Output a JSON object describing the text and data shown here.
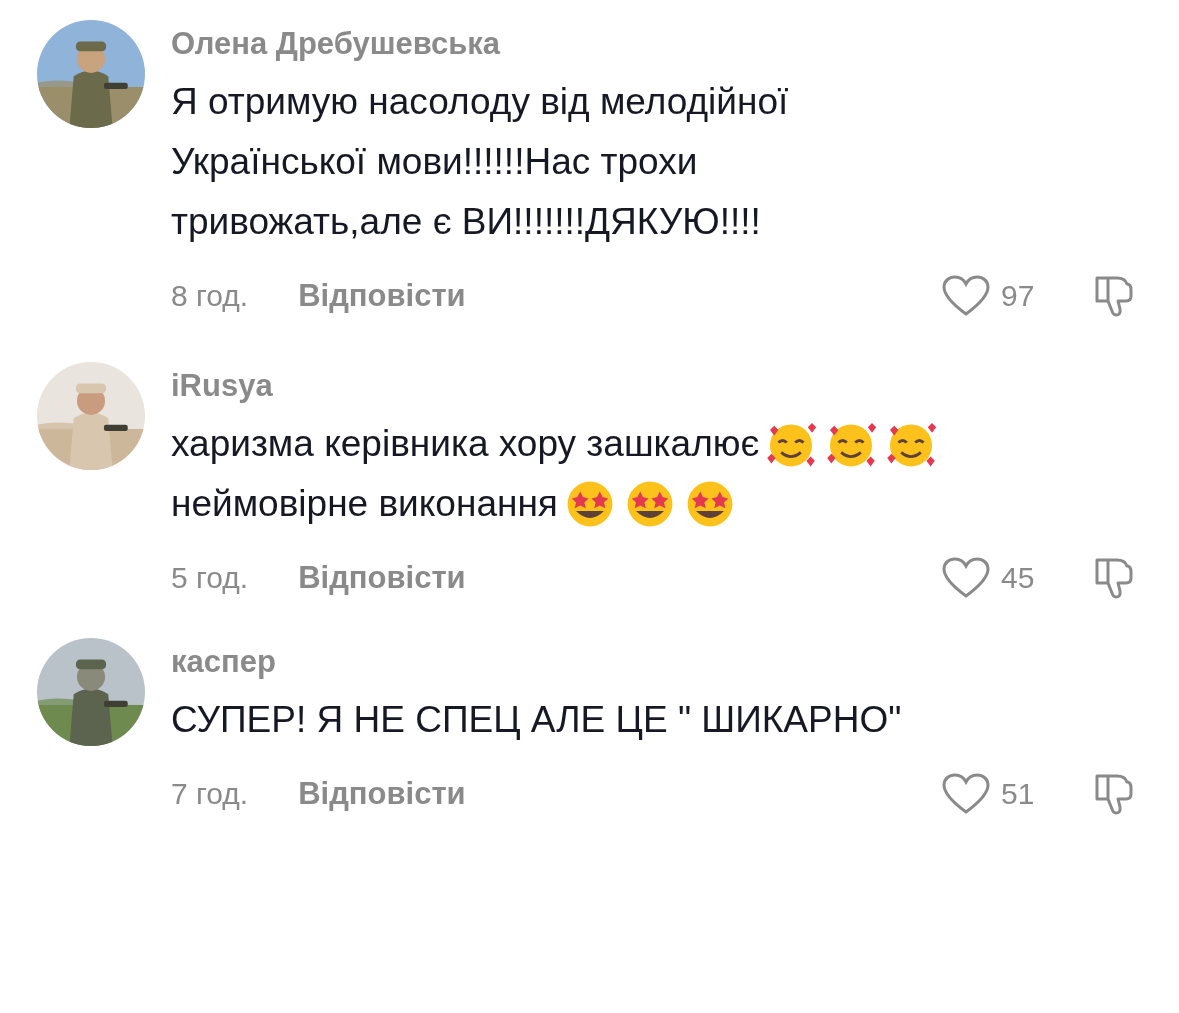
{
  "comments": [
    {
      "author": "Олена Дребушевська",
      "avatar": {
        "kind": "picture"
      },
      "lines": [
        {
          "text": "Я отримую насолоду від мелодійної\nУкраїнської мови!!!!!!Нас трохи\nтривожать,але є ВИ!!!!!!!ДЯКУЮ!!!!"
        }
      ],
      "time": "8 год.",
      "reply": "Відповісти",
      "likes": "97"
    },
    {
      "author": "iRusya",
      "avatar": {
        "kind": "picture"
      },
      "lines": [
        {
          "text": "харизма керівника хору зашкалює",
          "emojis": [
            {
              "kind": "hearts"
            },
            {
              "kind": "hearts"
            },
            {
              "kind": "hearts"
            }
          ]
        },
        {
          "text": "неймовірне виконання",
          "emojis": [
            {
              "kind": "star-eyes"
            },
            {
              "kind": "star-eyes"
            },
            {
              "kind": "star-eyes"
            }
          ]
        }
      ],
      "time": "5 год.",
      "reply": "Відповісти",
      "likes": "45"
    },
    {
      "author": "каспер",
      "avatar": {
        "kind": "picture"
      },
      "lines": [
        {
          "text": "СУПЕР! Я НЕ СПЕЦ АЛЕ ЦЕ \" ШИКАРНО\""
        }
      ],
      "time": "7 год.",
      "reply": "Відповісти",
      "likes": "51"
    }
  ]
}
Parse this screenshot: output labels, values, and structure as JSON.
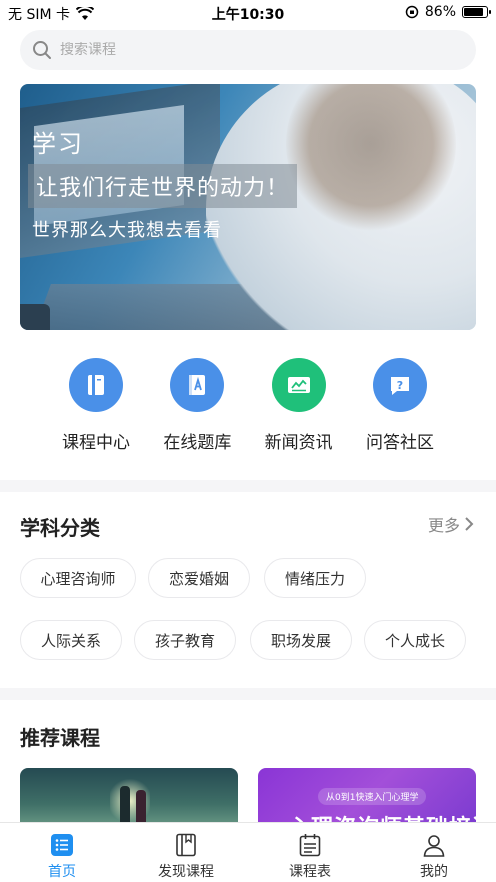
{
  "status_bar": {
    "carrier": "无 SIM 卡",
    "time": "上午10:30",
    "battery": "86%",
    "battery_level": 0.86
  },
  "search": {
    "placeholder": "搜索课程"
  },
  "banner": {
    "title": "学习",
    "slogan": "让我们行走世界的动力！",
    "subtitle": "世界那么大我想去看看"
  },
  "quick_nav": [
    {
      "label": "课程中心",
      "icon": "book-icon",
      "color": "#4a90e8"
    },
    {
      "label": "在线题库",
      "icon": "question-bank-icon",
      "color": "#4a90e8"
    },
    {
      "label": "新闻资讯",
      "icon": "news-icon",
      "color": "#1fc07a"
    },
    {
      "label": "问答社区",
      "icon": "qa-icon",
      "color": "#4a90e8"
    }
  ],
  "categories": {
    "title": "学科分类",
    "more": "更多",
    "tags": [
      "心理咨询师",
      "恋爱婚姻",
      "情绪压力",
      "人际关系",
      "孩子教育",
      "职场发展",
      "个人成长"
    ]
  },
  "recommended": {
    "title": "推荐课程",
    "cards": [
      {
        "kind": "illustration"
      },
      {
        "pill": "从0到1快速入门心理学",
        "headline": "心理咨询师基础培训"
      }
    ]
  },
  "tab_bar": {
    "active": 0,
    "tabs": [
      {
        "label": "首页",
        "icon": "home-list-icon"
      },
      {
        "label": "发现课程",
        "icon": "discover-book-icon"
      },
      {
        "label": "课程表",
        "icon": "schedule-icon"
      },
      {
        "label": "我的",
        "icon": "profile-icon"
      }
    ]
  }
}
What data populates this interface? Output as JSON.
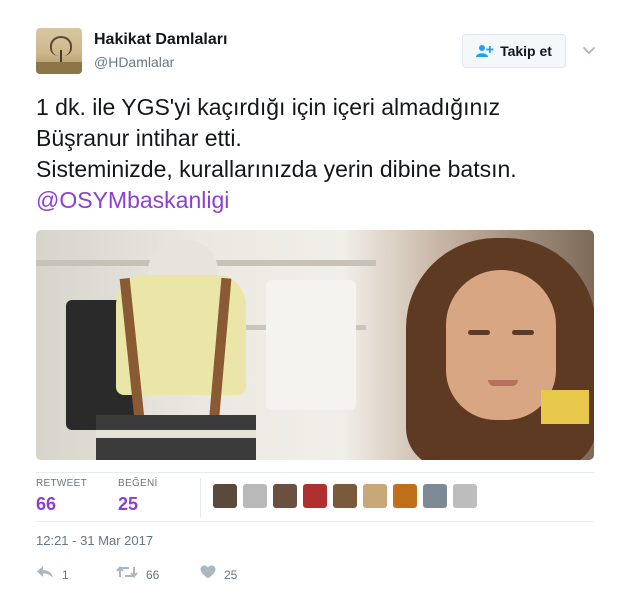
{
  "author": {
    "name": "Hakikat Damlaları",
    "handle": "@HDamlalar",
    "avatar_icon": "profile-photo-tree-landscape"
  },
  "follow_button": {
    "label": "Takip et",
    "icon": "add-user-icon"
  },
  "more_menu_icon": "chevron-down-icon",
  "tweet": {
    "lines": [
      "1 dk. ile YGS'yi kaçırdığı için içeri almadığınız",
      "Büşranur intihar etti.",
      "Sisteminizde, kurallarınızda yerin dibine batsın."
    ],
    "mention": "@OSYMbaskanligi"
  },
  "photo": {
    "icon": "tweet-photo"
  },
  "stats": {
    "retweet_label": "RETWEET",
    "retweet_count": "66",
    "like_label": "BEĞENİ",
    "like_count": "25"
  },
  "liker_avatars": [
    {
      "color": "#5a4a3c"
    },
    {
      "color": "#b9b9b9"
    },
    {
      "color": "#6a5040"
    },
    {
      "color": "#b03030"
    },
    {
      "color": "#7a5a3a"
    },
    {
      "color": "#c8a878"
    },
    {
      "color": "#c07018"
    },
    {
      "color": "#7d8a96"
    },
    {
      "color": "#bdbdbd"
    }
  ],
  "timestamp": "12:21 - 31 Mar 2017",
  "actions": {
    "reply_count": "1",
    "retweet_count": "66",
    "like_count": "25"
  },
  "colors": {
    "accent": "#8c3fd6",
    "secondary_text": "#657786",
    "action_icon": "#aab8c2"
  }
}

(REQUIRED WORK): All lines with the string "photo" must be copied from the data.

(WRITTEN RESPONSE):
    "avatar_icon": "profile-photo-tree-landscape"
  "photo": {
    "icon": "tweet-photo"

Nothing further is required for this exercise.